Several years ago, Intel instituted a new labeling system for its 32nm Core processors. Five generations later, consumers know that Core i3 chips are budget friendly, i5 CPUs are mid-range performers, and i7 processors are at the top end of speed and price.
People purchasing devices with the company's Atom processors inside haven't had the same luck, however. While the chips are generally designed to power tablets, smartphones or small-form-factor PCs -- therefore demanding low power consumption and cheaper pricing and not always requiring speedy processing power -- Intel now has enough of them that it felt compelled to provide a brand classification that mirrors its Core labeling.
The new Atom brand levels comprise the x3, x5, and x7, and just like their i3, i5, and i7 counterparts, they indicate basic, middling, and high performance processing power. The naming convention will start with the next generation of Atom chips, so for now you'll still be stuck trying to figure out which Atom processor is more powerful than another one.
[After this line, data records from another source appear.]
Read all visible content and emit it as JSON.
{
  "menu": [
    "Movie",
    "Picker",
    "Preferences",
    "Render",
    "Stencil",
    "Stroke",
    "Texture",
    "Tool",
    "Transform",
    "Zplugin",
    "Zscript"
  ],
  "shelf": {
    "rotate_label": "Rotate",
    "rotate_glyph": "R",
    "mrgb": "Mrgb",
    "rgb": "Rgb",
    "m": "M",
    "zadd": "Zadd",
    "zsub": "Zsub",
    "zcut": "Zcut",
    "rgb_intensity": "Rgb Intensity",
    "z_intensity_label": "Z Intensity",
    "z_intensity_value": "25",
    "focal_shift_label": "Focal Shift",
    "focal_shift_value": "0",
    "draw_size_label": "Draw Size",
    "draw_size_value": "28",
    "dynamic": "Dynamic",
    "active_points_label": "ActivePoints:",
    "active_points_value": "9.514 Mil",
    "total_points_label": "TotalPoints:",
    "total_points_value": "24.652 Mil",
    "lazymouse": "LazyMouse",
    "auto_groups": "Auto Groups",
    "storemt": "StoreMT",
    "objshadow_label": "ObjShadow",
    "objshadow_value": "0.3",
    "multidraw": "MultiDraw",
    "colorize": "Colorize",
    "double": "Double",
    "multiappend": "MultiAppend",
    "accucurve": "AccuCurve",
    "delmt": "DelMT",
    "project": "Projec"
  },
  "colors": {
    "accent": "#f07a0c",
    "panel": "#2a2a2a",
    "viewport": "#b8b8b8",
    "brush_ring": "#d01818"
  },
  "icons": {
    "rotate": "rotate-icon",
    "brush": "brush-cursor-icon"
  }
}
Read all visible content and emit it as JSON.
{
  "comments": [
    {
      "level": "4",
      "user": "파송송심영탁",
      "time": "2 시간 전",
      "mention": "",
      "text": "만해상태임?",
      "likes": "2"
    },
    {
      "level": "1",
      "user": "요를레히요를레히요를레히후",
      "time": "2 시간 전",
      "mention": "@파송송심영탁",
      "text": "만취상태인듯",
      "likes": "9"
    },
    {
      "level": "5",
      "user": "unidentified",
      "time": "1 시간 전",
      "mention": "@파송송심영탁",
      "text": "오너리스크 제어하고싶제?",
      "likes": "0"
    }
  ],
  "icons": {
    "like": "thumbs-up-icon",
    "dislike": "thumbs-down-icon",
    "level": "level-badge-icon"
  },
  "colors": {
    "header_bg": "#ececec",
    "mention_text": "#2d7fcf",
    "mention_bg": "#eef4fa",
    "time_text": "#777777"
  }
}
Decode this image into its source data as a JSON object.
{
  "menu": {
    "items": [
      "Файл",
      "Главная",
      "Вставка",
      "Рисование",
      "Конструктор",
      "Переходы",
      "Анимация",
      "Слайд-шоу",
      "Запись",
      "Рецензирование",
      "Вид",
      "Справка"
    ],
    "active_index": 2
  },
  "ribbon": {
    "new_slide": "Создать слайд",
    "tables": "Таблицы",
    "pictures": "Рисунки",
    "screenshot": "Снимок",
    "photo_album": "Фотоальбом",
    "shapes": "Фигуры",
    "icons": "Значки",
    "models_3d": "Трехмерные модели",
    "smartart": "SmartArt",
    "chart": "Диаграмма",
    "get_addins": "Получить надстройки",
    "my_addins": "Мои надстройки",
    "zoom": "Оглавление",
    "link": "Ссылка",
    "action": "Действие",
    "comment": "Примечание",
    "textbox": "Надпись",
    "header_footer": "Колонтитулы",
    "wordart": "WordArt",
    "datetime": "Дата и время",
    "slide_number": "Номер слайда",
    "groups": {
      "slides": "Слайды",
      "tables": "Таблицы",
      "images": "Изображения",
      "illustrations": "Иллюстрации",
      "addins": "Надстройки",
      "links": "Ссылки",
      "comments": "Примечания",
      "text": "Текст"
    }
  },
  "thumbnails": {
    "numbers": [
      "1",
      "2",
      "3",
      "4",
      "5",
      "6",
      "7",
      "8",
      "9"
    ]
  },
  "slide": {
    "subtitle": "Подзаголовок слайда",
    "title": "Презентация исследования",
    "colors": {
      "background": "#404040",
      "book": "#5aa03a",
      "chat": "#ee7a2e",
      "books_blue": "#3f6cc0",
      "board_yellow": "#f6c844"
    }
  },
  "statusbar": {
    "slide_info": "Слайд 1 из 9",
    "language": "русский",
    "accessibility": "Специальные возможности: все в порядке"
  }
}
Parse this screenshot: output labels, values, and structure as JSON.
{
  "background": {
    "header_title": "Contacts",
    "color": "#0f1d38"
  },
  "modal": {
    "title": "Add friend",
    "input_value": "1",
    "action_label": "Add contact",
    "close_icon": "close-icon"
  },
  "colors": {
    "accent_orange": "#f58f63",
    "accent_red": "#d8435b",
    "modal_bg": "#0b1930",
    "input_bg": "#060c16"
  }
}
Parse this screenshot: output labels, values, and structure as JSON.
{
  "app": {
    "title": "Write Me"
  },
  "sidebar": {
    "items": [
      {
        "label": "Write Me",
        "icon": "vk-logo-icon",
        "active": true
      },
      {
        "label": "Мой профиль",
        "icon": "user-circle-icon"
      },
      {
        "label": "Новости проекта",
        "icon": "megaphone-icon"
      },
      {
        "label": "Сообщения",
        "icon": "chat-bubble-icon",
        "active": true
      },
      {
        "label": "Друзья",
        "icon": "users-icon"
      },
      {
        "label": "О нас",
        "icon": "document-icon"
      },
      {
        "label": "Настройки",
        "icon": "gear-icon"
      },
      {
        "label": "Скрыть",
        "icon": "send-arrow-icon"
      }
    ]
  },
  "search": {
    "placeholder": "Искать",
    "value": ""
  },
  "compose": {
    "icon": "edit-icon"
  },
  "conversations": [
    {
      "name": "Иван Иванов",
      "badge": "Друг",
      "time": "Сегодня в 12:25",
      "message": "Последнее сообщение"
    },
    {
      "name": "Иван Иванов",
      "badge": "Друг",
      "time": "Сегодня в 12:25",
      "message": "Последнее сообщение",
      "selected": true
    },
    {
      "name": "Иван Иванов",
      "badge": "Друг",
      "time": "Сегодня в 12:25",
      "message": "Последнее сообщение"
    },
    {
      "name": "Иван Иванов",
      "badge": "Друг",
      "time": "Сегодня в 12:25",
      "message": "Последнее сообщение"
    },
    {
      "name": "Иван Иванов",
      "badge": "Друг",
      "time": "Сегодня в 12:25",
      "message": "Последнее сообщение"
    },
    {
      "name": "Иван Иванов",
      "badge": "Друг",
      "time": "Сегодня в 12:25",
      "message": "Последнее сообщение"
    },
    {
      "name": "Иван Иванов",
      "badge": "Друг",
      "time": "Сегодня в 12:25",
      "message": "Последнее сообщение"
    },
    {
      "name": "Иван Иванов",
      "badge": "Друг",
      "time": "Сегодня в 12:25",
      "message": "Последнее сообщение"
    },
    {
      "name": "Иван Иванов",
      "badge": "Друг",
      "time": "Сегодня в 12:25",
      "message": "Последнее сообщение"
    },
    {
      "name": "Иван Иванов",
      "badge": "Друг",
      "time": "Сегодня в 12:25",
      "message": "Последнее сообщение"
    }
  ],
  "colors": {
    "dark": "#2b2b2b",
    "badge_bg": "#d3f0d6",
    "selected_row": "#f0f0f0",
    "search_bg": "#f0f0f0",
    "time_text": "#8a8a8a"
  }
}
How long you'll have to wait for new Atom processors may be revealed during this week's MWC event. We could also find out how Intel decides to place those chips into its new categories -- i.e., what makes a processor an "x3" instead of an "x5." Will it be determined by the number of cores, or by the type of device the processors will power? At this point, only the "Core M" processor category remains without brand levels, though it's a fairly new design sitting between Atom and the more powerful Core CPUs.